importance, urgency and complexity of the matter. There
could also be other costs to pay, such as court fees.
You should discuss with your lawyer how you will pay for
the work and advise if you don’t want to spend more than
a certain sum without the lawyer checking with you. A
lawyer is required to tell you if you might be entitled to legal
The brochure Seeing lawyer – what can you expect? also
outlines how you can help control your legal costs and get
best value from your lawyer.
Choose your own lawyer for independent advice. You do
not have to use the same lawyer as your partner or anyone
else involved in the same legal matter. In fact, sometimes
you must each get independent legal advice.
Lawyers must have a practising certificate issued by the New

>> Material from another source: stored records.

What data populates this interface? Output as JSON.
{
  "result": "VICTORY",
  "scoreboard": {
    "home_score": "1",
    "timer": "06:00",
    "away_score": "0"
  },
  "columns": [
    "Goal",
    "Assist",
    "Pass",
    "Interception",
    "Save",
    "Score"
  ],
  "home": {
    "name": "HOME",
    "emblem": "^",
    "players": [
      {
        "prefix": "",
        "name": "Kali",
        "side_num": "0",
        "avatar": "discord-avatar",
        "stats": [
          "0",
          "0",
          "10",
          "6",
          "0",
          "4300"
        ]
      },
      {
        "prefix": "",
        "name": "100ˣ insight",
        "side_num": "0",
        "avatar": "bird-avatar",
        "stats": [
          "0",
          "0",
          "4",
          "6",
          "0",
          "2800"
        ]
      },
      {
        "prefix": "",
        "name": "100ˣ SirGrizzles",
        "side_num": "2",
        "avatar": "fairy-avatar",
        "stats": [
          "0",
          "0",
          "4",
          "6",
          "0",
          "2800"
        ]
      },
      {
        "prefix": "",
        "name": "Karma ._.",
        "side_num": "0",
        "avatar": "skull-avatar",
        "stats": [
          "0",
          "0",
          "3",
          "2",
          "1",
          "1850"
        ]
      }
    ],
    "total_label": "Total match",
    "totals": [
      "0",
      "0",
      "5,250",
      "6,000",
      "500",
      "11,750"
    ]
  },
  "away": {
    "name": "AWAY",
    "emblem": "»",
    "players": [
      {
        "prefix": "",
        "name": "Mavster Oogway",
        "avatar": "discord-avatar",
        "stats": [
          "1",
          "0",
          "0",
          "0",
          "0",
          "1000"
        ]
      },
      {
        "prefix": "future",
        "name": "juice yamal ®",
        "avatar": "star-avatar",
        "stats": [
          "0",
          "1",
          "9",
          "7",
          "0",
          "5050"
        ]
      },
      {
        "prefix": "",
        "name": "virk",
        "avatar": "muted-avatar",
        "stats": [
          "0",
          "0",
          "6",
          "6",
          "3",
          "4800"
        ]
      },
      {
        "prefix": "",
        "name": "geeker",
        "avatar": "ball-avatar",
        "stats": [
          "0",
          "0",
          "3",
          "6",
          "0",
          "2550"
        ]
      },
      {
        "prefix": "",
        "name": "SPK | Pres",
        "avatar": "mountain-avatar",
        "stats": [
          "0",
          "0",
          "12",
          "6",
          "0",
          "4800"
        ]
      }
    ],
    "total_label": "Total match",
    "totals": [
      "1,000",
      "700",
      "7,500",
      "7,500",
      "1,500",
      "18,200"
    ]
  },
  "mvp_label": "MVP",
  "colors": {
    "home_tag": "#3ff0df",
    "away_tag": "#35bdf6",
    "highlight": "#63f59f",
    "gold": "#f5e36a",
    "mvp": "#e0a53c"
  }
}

Zealand Law Society. You can call the Law Society on (04)
472 7837 (or at one of the offices listed below) or email
email@example.com to see if the person you plan to
consult holds a current practising certificate. You can also
check this on the register accessible through the website
If you have a concern about a lawyer, you can talk to the
Lawyers Complaints Service, tel 0800 261 801.
If you don’t have a lawyer:
• ask friends or relatives to recommend one;
• look in the Yellow Pages under “lawyers” or “barristers
• inquire at a Citizens Advice Bureau or Community Law
• check these websites:
• contact your local New Zealand Law Society branch:
Auckland (including Northland, (09) 304 1000
South Auckland, Coromandel)
Waikato Bay of Plenty (including Taupo) (07) 838 0264
Gisborne (06) 867 1562
Hawke’s Bay (06) 835 1254
Taranaki (06) 758 3238
Wanganui (06) 345 7092
Manawatu (06) 356 2214
Wellington (including Wairarapa) (04) 472 8978
Nelson (03) 545 2613
Marlborough (03) 578 7269
Canterbury-Westland (03) 366 9184
Otago (03) 477 0596
Southland (03) 218 8778
Law Awareness Programme
The New Zealand Law Society publishes this pamphlet as
part of its Law Awareness Programme to inform you of your
legal rights, the law and how lawyers can help you. The full
list of titles in this series is:
Buying or selling a property
Over the fence ... are your neighbours
What happens to your children when you part?
Dividing up relationship property
What happens when your relationship breaks up?
The family trust
Making a will and estate administration
Powers of attorney
Motor vehicles, accidents and alcohol
You and the police
Going into business
Client care brochures
The Law Society also publishes the following brochures
outlining the standard of service that clients can expect from
their lawyers and about the Lawyers Complaints Service:
Seeing a lawyer – what can you expect?
How to complain about a lawyer
Copies of the Law Awareness pamphlets and the client care
brochures may be obtained from the New Zealand Law
Society, PO Box 5041, Lambton Quay, Wellington 6145,
tel (04) 472 7837, fax (04) 463 2985, email pamphlets@
lawsociety.org.nz or from Citizens Advice Bureaux or
Community Law Centres. They are supplied free to
individuals and non-profit community service organisations,
and at a small charge to others. They are also available on
the Law Society website – www.lawsociety.org.nz/home/
To the best of the New Zealand Law Society’s knowledge,
the information in this pamphlet is true and accurate as
at the date below. However, the Law Society assumes
no liability for any losses suffered by any person relying
directly or indirectly on information in this pamphlet. It is
recommended that readers consult a lawyer before acting
on this information.
Reprinted September 2009
PO Box 5041, Lambton Quay, Wellington 6145
Tel: (04) 472 7837